EXERCISE DETAILS: Below are some entries; report how many of their lines contain the word "fill", giving nothing besides the number.

-- -- --

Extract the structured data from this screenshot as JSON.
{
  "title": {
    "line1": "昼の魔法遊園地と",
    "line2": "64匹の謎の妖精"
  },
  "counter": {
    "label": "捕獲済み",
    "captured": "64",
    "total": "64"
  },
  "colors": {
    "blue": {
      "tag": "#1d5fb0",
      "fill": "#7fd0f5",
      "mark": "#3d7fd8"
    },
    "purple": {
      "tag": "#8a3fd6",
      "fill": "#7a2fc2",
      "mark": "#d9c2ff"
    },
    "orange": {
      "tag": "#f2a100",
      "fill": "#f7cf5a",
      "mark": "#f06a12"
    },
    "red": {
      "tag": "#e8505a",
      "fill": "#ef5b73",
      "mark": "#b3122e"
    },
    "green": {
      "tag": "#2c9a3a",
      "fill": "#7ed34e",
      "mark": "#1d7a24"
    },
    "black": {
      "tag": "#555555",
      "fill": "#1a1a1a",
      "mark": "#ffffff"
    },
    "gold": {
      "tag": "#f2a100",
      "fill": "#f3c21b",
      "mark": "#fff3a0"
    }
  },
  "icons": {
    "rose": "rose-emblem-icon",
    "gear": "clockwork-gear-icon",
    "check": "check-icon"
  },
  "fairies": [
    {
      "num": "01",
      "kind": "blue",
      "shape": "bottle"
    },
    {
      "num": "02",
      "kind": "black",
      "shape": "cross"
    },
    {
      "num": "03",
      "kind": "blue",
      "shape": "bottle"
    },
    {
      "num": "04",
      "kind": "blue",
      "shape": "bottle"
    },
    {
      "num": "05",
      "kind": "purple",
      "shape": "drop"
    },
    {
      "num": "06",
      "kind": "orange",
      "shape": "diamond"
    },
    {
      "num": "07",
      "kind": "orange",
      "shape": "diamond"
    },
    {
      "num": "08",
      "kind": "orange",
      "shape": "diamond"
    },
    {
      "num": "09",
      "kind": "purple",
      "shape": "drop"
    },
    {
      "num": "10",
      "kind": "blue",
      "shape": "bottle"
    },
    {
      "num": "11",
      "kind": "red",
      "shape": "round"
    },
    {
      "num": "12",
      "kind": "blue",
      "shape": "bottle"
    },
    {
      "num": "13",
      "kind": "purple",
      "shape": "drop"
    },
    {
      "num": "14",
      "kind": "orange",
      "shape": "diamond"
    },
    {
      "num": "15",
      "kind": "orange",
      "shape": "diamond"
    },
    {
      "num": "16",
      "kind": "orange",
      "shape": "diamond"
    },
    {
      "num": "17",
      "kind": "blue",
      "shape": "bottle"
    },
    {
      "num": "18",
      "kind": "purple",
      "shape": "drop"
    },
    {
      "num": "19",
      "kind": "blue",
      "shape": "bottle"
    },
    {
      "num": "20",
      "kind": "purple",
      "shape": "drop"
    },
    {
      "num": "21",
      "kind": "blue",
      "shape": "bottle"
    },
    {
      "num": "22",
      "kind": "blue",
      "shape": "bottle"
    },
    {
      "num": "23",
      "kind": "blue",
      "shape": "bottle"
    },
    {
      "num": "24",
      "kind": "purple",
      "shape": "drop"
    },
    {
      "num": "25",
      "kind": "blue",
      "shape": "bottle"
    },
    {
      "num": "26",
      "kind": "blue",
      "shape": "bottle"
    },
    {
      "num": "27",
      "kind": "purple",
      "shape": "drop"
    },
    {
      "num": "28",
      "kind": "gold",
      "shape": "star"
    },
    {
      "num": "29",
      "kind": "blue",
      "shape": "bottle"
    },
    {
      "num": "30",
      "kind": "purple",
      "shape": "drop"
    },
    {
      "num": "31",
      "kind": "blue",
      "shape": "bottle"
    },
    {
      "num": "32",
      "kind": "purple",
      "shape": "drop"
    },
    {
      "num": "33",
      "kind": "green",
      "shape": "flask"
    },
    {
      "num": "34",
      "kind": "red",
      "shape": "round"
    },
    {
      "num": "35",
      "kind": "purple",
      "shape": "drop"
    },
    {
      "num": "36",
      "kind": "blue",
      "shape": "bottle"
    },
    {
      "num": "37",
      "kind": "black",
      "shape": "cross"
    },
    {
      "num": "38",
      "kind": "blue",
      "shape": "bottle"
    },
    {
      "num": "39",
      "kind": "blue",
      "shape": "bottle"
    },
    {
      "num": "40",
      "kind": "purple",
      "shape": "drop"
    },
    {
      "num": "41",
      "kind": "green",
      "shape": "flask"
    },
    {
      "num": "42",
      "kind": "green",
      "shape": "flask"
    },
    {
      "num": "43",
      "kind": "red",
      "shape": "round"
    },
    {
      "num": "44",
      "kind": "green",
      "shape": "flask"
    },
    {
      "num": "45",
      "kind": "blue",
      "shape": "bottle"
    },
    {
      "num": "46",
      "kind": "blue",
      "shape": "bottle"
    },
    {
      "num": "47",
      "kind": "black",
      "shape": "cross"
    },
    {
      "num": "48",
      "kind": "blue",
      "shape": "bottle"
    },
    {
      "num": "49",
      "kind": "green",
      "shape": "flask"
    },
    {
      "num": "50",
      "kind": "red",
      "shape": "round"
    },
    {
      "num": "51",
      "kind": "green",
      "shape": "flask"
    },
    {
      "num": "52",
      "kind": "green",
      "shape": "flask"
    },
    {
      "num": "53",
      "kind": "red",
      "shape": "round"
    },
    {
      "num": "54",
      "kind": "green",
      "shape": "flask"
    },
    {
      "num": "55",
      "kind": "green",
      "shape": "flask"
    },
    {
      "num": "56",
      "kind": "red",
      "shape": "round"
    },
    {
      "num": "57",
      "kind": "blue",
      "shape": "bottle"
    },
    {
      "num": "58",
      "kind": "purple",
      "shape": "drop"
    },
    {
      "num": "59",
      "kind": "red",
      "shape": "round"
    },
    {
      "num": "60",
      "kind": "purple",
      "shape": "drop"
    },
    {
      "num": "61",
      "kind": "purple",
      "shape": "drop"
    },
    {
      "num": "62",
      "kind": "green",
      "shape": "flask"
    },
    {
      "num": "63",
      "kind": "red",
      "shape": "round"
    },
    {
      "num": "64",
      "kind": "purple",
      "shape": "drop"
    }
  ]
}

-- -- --

RESULT OF THIS TASK: 7